Apart from the actual plan, Mike was also instrumental in getting my headspace right. We devised goals along the way but more importantly around the race itself. The number one goal was to get to the startline fit. Without that there was no race. Next was to visualise each component of the race and breaking each section down. This involved visualising all the “what ifs” and rather that reacting to situations, we devised action plans to response to whatever situation presented itself.
This transferred into the training sessions, practicing the “what ifs” so come race day there would be no surprises. I could deal with anything on the day and change action plans without stress or lack of focus.
Mikes help on the mental side was a welcomed balance to my scientific approach ofbeing constantly in touch with my Garmin and HR monitor. Although these “physical items” can be used as a good guide to performance, Mike allowed me to also concentrate on the “feel” of a session. By doing this I truly learnt what my body was capable of doing and also recognised when I was in “flow” state versus a distress state that is not sustainable. I even shelved the HR monitor altogether in the last 2 weeks of training and on race day itself, thus was my confidence in measuring my own cues.
So Race day. Mike and I never spoke of times. Well I did but Mike reassured me that once the work was done, the times would look after themselves. When I started the process I thought I was capable of achieving a sub 13hours which knowing the long journey ahead and the ultimate goal of getting to the startline fit, I was more than happy with. As the training progressed and I got stronger, I thought 12 hours could be a possibility. I would never know until the race itself what it will feel like on the run after 2.4m swim and an 112m bike ride. Individually my times were solid so I had allowed for a comfortable buffer time for the run not knowing what might happen. It was unchartered territory.

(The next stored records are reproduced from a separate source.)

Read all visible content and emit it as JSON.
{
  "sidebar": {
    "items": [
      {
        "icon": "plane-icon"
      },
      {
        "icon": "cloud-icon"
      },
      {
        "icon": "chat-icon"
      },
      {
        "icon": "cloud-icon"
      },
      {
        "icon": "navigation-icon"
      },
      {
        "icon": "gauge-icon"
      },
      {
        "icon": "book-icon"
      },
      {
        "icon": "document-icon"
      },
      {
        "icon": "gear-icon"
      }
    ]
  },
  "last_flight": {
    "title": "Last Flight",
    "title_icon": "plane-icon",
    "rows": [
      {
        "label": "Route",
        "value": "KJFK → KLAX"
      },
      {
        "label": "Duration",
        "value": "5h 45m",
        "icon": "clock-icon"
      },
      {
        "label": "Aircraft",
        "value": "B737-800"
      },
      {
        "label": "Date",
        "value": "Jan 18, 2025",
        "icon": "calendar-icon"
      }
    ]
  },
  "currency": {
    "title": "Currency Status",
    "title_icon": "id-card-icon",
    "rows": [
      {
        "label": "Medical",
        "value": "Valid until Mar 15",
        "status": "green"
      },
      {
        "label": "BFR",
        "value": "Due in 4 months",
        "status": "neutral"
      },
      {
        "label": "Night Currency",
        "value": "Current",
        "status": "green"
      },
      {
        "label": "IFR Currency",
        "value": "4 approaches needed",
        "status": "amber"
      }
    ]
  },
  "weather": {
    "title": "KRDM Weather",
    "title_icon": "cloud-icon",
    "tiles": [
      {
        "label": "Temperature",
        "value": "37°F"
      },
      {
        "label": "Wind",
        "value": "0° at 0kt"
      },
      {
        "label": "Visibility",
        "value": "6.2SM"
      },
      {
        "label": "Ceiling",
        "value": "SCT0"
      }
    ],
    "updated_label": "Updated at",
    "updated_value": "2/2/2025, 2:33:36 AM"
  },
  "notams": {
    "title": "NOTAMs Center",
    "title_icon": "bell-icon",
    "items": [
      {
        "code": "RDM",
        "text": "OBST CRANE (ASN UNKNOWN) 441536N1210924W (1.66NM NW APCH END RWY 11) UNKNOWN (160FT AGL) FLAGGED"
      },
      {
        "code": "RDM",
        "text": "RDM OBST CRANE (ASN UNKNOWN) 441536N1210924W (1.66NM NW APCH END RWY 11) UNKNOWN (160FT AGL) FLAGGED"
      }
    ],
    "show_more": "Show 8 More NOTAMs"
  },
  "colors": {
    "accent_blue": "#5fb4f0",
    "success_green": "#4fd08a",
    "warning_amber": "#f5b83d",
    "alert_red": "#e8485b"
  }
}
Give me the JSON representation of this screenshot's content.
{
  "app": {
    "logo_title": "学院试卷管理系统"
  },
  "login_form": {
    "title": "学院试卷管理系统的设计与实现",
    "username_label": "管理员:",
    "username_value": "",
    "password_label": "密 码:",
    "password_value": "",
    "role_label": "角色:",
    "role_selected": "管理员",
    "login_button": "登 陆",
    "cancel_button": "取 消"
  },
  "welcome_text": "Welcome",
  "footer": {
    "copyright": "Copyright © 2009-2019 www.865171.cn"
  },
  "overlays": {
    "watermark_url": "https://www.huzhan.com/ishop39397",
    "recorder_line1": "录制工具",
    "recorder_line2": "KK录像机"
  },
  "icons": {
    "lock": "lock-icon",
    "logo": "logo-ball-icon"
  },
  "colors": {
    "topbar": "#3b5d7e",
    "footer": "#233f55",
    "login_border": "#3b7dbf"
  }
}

When I crossed that start line I was not nervous at all. Physically and mentally the plan had worked. I was so ready for this to the point that I did not rush the start. Same as in training, Steady progression throughout the day. Focus on technique, the strategy and allow for contingencies. The day went like a dream.
Almost a full hour quicker than I had expected. This simply blew my mind and was way beyond my dreams. At the age of 46, after just 11 months of dedicated, focussed training, not only had I completed it but I felt competitive and worthy of saying I am now a Triathlete. Not since I was at High School could I call myself and be justified in doing so; an athlete of any level.
The plan worked and the weekly call Mike and I had, refined the plan and kept everything steering on course. Mike helped me focus my energies in a way I have never done and allowed me to believe in what ever I put my mind too, I can achieve. It really did prove that the mind can overcome the matter!!!
Thanks Mike for a journey I’ll never forget!